Website and app data records |
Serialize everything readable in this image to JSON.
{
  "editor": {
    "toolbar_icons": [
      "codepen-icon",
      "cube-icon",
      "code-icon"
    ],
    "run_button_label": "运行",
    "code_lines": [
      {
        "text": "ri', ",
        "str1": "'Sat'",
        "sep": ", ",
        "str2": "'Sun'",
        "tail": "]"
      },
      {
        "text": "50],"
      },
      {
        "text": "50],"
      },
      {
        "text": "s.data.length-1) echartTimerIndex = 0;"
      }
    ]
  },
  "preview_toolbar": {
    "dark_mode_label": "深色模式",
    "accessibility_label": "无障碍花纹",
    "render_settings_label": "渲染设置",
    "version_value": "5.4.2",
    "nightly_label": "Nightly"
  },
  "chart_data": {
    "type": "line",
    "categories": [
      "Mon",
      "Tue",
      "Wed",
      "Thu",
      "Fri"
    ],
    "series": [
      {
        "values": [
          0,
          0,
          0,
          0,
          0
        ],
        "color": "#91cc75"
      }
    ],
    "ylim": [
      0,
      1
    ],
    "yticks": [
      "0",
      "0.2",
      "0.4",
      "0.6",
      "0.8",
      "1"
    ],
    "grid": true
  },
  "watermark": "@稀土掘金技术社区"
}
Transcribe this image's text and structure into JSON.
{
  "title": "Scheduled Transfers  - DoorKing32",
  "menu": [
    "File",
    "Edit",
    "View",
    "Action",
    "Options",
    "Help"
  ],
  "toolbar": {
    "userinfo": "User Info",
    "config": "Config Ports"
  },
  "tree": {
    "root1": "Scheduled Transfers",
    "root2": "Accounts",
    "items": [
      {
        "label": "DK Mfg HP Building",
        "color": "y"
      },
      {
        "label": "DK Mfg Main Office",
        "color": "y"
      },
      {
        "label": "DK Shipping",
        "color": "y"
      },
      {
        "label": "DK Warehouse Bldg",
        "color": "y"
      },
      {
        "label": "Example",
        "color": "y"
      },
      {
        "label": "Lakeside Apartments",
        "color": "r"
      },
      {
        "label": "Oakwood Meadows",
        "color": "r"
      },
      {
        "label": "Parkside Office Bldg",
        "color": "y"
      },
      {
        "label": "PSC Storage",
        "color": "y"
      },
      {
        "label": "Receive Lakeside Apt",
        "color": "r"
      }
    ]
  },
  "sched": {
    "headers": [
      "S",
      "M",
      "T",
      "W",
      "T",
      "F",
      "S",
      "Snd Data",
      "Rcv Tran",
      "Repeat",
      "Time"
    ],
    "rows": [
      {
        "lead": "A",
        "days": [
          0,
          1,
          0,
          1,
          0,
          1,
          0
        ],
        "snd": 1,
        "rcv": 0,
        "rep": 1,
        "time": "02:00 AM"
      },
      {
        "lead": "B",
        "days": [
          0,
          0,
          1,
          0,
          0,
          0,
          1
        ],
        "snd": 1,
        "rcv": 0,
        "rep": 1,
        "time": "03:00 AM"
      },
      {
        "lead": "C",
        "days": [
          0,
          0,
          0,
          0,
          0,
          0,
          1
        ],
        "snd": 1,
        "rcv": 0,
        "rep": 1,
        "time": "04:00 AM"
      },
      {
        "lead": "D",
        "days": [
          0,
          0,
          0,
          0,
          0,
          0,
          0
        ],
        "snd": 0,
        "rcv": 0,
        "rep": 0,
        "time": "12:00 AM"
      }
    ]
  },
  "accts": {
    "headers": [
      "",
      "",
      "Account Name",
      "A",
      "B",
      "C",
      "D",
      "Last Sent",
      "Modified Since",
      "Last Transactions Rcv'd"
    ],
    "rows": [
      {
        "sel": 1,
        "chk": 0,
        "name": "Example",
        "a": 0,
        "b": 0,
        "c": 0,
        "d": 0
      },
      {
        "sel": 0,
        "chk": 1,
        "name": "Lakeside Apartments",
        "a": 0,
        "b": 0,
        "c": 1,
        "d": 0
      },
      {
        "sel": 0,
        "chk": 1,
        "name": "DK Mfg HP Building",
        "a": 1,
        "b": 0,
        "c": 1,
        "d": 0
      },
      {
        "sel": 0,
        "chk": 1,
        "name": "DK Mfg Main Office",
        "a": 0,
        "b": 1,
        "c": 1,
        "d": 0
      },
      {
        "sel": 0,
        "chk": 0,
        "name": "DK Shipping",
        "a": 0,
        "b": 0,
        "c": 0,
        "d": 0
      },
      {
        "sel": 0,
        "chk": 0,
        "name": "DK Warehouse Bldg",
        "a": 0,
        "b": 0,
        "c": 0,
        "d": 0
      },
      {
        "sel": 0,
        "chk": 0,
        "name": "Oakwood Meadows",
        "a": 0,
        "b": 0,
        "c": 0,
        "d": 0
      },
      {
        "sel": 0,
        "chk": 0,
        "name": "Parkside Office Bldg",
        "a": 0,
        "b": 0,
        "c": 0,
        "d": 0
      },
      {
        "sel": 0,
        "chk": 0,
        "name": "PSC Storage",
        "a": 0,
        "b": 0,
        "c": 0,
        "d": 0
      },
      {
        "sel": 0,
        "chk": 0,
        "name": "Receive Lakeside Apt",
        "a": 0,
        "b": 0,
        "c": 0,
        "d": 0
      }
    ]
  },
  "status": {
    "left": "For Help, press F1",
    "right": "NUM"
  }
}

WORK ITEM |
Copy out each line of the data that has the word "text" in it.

TASK RESPONSE |
        "text": "ri', ",
        "text": "50],"
        "text": "50],"
        "text": "s.data.length-1) echartTimerIndex = 0;"
Transcribe this image's text and structure into JSON.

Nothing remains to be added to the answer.